In Punjab, I read somewhere, a principal asked one of the student: “School ka time to 8 baje hai….tum 9 baje kyu aa rahe ho…”
The cute students innocently replied: “Sir, tussi na mera intezar na kiya karo, school shuru kar diya karo…”
One always interprets the expression in the way it suits his requirements. Interpretation plays an important role in our daily life. It is all the more important when it comes to the interpretation of fiscal provision.
One such provision is with regard to exemption availability on Depreciable assets. For sufficiently longer run of my professional life, I have believed that depreciable assets are not eligible for exemption u/s 54F / 54EC. Admittedly, the biggest impediment in law interpretation is our own assumptions & presumptions. At times, we need to become the student like the one above & the same hold equally true in section 50. See how interpretation makes income tax interesting…
In case of depreciable assets, section 50 prescribed the mode of calculation of capital gain tax. Section 50 reads as under:
”50. Notwithstanding anything contained in clause (42A) of section 2, where the capital asset is an asset forming part of a block of assets in respect of which depreciation has been allowed under this Act or under the Indian Income-tax Act, 1922 (11 of 1922), the provisions of sections 48 and 49 shall be subject to the following modifications:—
(1) where the full value of the consideration received or accruing as a result of the transfer of the asset together with the full value of such consideration received or accruing as a result of the transfer of any other capital asset falling within the block of the assets during the previous year, exceeds the aggregate of the following amounts, namely:—
(i)expenditure incurred wholly and exclusively in connection with such transfer or transfers;
(ii)the written down value of the block of assets at the beginning of the previous year; and
(iii)the actual cost of any asset falling within the block of assets acquired during the previous year,
such excess shall be deemed to be the capital gains arising from the transfer of short-term capital assets;
(2) where any block of assets ceases to exist as such, for the reason that all the assets in that block are transferred during the previous year, the cost of acquisition of the block of assets shall be the written down value of the block of assets at the beginning of the previous year, as increased by the actual cost of any asset falling within that block of assets, acquired by the assessee during the previous year and the income received or accruing as a result of such transfer or transfers shall be deemed to be the capital gains arising from the transfer of short-term capital assets.”
In short, by virtue of above lines, the gain arising on transfer of depreciable assets is always treated as short-term capital gain.
To be precise, It’s the treatment of income, which is emphasized in section 50. The key words in sub-sections (1) & (2) to section 50 are
“shall be deemed to be the capital gains arising from the transfer of short-term capital assets”.
It is only the Income that is recognised as short-term capital gain.
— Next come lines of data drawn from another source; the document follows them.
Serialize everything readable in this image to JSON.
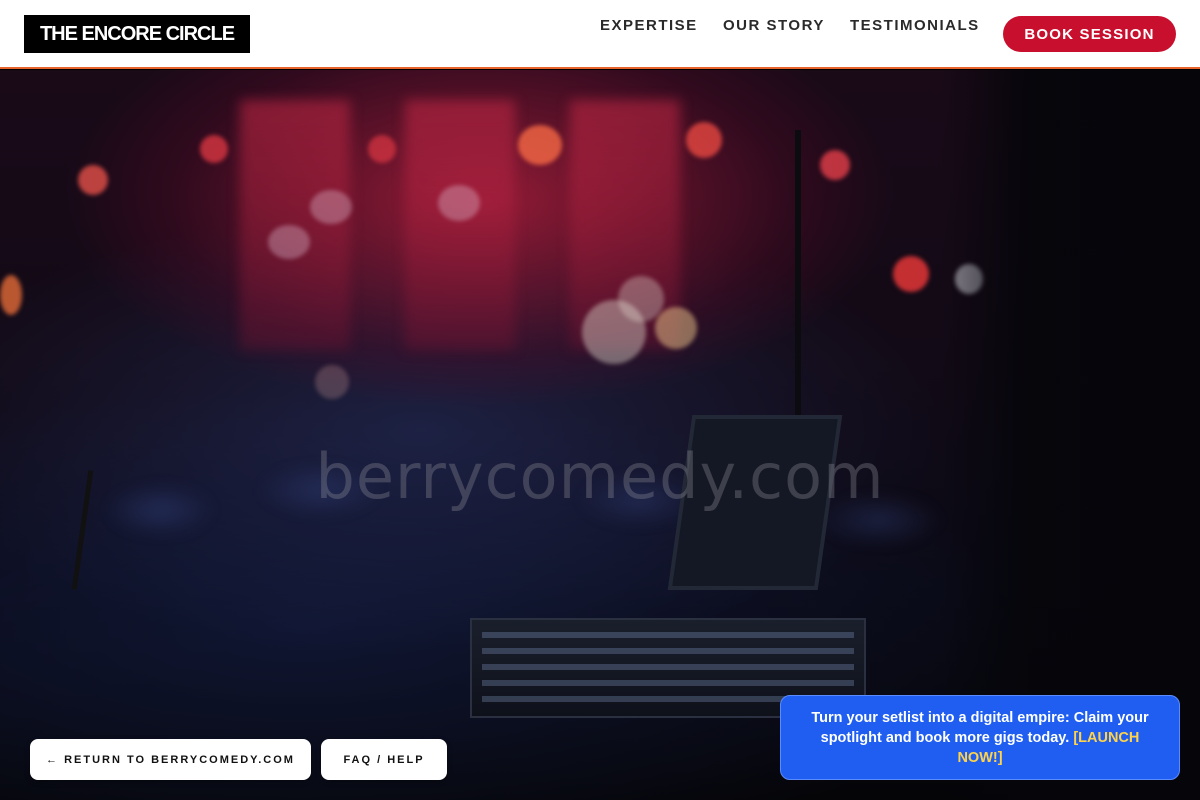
{
  "header": {
    "logo_text": "THE ENCORE CIRCLE",
    "nav": [
      {
        "label": "EXPERTISE"
      },
      {
        "label": "OUR STORY"
      },
      {
        "label": "TESTIMONIALS"
      }
    ],
    "book_label": "BOOK SESSION"
  },
  "hero": {
    "watermark": "berrycomedy.com"
  },
  "actions": {
    "return_label": "← RETURN TO BERRYCOMEDY.COM",
    "faq_label": "FAQ / HELP"
  },
  "cta": {
    "text": "Turn your setlist into a digital empire: Claim your spotlight and book more gigs today. ",
    "link_text": "[LAUNCH NOW!]"
  },
  "colors": {
    "header_border": "#e8622c",
    "book_button": "#c8102e",
    "cta_bg": "#1f5ef0",
    "cta_link": "#ffd44a"
  }
}
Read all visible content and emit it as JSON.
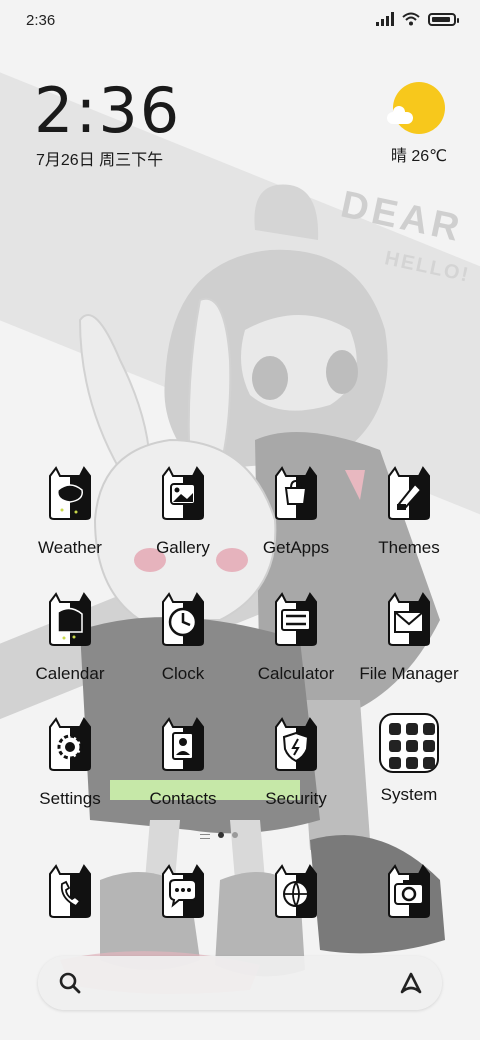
{
  "status_bar": {
    "time": "2:36",
    "battery_level": 0.9
  },
  "clock_widget": {
    "time": "2:36",
    "date": "7月26日 周三下午"
  },
  "weather_widget": {
    "condition": "晴",
    "temperature": "26℃",
    "icon": "sunny-with-cloud-icon",
    "sun_color": "#f7c81c"
  },
  "wallpaper": {
    "text_large": "DEAR",
    "text_small": "HELLO!"
  },
  "apps": [
    {
      "label": "Weather",
      "icon": "weather-icon"
    },
    {
      "label": "Gallery",
      "icon": "gallery-icon"
    },
    {
      "label": "GetApps",
      "icon": "getapps-icon"
    },
    {
      "label": "Themes",
      "icon": "themes-icon"
    },
    {
      "label": "Calendar",
      "icon": "calendar-icon"
    },
    {
      "label": "Clock",
      "icon": "clock-icon"
    },
    {
      "label": "Calculator",
      "icon": "calculator-icon"
    },
    {
      "label": "File Manager",
      "icon": "file-manager-icon"
    },
    {
      "label": "Settings",
      "icon": "settings-icon"
    },
    {
      "label": "Contacts",
      "icon": "contacts-icon"
    },
    {
      "label": "Security",
      "icon": "security-icon"
    },
    {
      "label": "System",
      "icon": "folder-icon"
    }
  ],
  "dock": [
    {
      "icon": "phone-icon"
    },
    {
      "icon": "messages-icon"
    },
    {
      "icon": "browser-icon"
    },
    {
      "icon": "camera-icon"
    }
  ],
  "page_indicator": {
    "pages": 2,
    "current": 1
  },
  "search_bar": {
    "left_icon": "search-icon",
    "right_icon": "assistant-icon"
  }
}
Section 50 nowhere says the assets will be treated as short-term capital assets.
Section 54EC/54F allows an exemption on capital gain arising from the transfer of long-term capital assets if the capital gain/sale proceeds is invested as per the prescribed mode.
Whether income on disposal of otherwise long-term depreciable capital assets will be eligible to get an exemption u/s 54EC or 54F is an interesting question?
Section 54, 54EC & 54F talks about the capital gain arising on transfer of long-term capital assets and one may note that depreciable assets if hold for a period of more than 36 months becomes a long-term capital assets. Section 54/54EC/54F are an independent sections & don’t make any distinction between Depreciable assets vis a vis Non Depreciable Assets. Section 50 dose not have an overriding effect over the said sections. All the Sections (54/54EC/54F) have an application where long-term capital asset is transferred. Therefore, capital gain received by an assessee on the transfer of a depreciable asset (if all other necessary conditions mentioned u/s 54EC/54F are complied with by the assessee) is eligible for the benefit under the relevant section
I admit that that section 50 is enacted with the object of denying multiple benefits to the owners of depreciable assets. However, that restriction is limited to the computation of capital gains and not to the exemption provisions. In other words, where the long term capital asset has availed of depreciation, then the capital gain has to be computed in the manner prescribed u/s 50 and the capital gains tax will be charged as if such capital gain has arisen out of a short-term capital asset but if such capital gain is invested in the manner prescribed in section 54EC or 54F, then the capital gain shall not be charged u/s 45 of the Income-tax Act. To put it simply, the benefit of section 54E will be available to the assessee irrespective of the fact that the computation of capital gains is done either u/s 48 and 49 or u/s 50.
I believe the only contention that the Revenue might have in such cases is that, by amendment to section 50, the long-term capital asset has been converted into a short-term capital asset which lacks merit. The legal fiction created by the statute is to deem the capital gain as short-term capital gain and not to deem the asset as short-term capital asset. Therefore, it cannot be said that section 50 converts a long-term capital asset into a short-term capital asset.
3. ITAT’s Mumbai Bench
(Author is a CA in Practice from Nagpur and is Partner in M/s. SSRPN & Co.)
Republished with Amendments